I went to the picnic area nearest the site and walked into the woods a short distance where I found a fence. Behind it stood piles of bricks and other discarded building materials.
Beside the site is a dugout that serves as the back court to Battery Emory, a concrete gun battery built in 1898 to protect the capital city from enemy ships.
As I passed through the unfenced dugout, I immediately spotted few granite blocks that served as the cornerstones of the base bowl. Though they are strewn about the ground, a 1912 photograph can help us identify what pieces went where.
The elements of the fountain were stacked like totem pole. The bottom element features carved classical allegorical heads from whose mouths water gushed into the carved bowls below.
Fence material and tree debris cover the carved granite (left) that stood as the fountain base (right).
The next element of the stack is the fluted base to the top bowl.
Several other large granite stones are stacked and marked with numbers, presumably to help in reassembly.
The site also contains the rusting remains of the fountain that stood at Truxton Circle, which formed the intersection of North Capitol Street, Florida Avenue, Lincoln Road, and Q Street. The circle was built around 1901 and the fountain installed there originally stood at the triangle park at Pennsylvania Avenue and M Street in Georgetown.
Truxton Circle stood at Florida Avenue, North Capitol Street, Q Street, and Lincoln Road from 1901 to 1940, when it was demolished to aid commuter traffic.
A newspaper at the time described it as one of the largest fountains in the city. The circle was removed in 1940 to ease the flow of commuter traffic. At that time, the fountain, which may date to as early as the 1880s, made its way to Fort Washington to rust in the woods.
The metal pedestal (left) held up the fountain bowl whose rim rusts in pieces on the ground (right). Notice the classical egg-and-dart pattern.
The fountain was also noted for the metal grates that stood near its base. Now these grates sit rusting in the woods.

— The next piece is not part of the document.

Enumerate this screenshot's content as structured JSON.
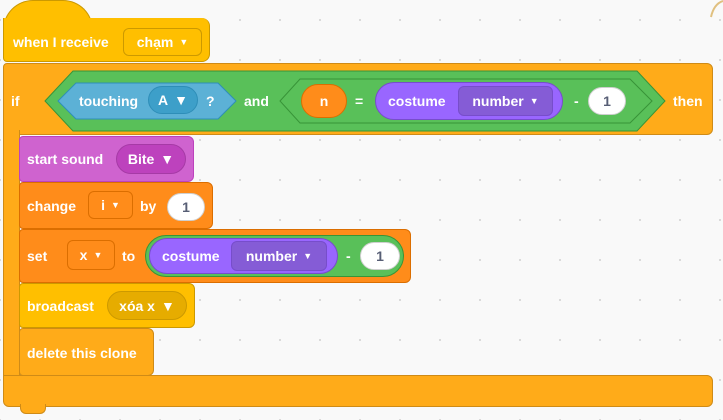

If you want to see the fountain remains for yourself at Fort Washington National Park, go to picnic area C. Beyond the end of the parking lot is a restroom building and behind that is the fountain “graveyard.” A fence encloses part of the site, but you can enter through the large gap down the hillside.
Rather than tossing aside our city’s artistic patrimony, we should aim to restore these treasures to the neighborhoods from which they came. Public art is part of what differentiates cherished neighborhoods from unmemorable places.
These works remind us of the accomplishments and civic-mindedness of generations past and urge us to carry on the tradition of civic improvement for generations to come.
You’ve seen the streetpole banners on Florida Avenue designating the area around North Capitol Street as Truxton Circle. But exactly where is the circle? The circle, pictured above, used to sit right there at the convergence of North Capital Street, Florida Avenue, Q Street, and Lincoln Road.
Urban planning blogger Richard Layman spotted a diagram of the old circle posted on the wall at the offices of DDOT.
In 1940 the District removed the circle and replaced it with a traditional intersection that failed, and continues to fail, to match the elegance of the original circle pictured at the top of this post.
A quick perusal of the DC Atlas, the District’s main online map product, reveals the circle’s imprint on the properties just north of Florida Avenue. It seems that the property lines still accommodate the circle.
Perhaps DDOT will one day resurrect the circle after its seventy-year absence. In 2006, DDOT restored downtown’s Thomas Circle to its original shape, eliminating the almond-shaped cut-through for Fourteenth Street. In the 1980s the District similarly restored Logan Circle, eliminating the Thirteenth Street cut-through. Here in LeDroit Park, Third Street bisected Anna J. Cooper Circle until the District in 1984 restored it to its original circular shape.